▶ [Records for this exercise]:
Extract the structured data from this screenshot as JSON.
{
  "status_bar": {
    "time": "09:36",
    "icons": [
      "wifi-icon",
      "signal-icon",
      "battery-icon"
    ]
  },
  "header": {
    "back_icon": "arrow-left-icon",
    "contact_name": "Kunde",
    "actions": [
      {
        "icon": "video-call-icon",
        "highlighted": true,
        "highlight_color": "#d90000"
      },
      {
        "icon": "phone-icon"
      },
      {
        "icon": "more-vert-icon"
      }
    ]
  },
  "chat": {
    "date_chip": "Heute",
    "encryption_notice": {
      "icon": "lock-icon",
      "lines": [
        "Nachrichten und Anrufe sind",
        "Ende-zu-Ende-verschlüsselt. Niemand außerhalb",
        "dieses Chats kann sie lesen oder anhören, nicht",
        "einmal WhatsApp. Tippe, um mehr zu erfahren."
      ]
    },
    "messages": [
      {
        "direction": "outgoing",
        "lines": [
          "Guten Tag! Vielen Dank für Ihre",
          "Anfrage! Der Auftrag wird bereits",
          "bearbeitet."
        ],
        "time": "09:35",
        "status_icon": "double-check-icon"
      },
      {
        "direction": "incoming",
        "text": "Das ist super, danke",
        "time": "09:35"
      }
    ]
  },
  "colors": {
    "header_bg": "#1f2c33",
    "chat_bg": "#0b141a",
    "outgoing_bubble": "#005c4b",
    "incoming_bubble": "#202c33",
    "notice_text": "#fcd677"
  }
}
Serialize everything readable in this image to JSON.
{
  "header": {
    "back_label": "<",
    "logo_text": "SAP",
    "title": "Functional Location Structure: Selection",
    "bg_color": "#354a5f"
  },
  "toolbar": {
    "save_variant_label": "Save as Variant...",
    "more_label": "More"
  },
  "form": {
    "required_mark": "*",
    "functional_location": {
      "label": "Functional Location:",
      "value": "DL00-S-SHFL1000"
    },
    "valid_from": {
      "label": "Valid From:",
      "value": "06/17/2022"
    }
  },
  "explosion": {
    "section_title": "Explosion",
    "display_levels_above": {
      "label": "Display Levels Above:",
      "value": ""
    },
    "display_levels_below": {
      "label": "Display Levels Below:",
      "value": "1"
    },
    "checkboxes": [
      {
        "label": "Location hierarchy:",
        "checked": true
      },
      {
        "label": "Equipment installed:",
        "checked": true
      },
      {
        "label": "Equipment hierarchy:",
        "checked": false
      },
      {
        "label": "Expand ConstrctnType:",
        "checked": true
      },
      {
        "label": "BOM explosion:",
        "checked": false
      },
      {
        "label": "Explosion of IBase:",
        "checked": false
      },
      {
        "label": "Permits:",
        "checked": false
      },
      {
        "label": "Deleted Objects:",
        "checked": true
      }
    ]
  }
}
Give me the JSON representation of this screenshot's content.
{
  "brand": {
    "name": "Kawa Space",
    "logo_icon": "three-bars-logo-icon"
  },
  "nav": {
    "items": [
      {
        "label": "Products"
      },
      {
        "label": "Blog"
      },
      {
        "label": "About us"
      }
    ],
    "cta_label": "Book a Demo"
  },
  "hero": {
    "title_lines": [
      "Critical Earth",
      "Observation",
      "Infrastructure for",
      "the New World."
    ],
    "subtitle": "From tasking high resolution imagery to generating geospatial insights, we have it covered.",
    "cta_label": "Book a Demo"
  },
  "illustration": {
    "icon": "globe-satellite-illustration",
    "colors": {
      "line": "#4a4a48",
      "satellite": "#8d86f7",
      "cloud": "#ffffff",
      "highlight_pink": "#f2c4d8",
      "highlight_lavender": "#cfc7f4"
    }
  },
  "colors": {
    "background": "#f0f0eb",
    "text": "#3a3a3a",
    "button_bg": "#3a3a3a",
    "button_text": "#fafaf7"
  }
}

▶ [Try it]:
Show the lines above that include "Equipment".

▶ [Answer box]:
        "label": "Equipment installed:",
        "label": "Equipment hierarchy:",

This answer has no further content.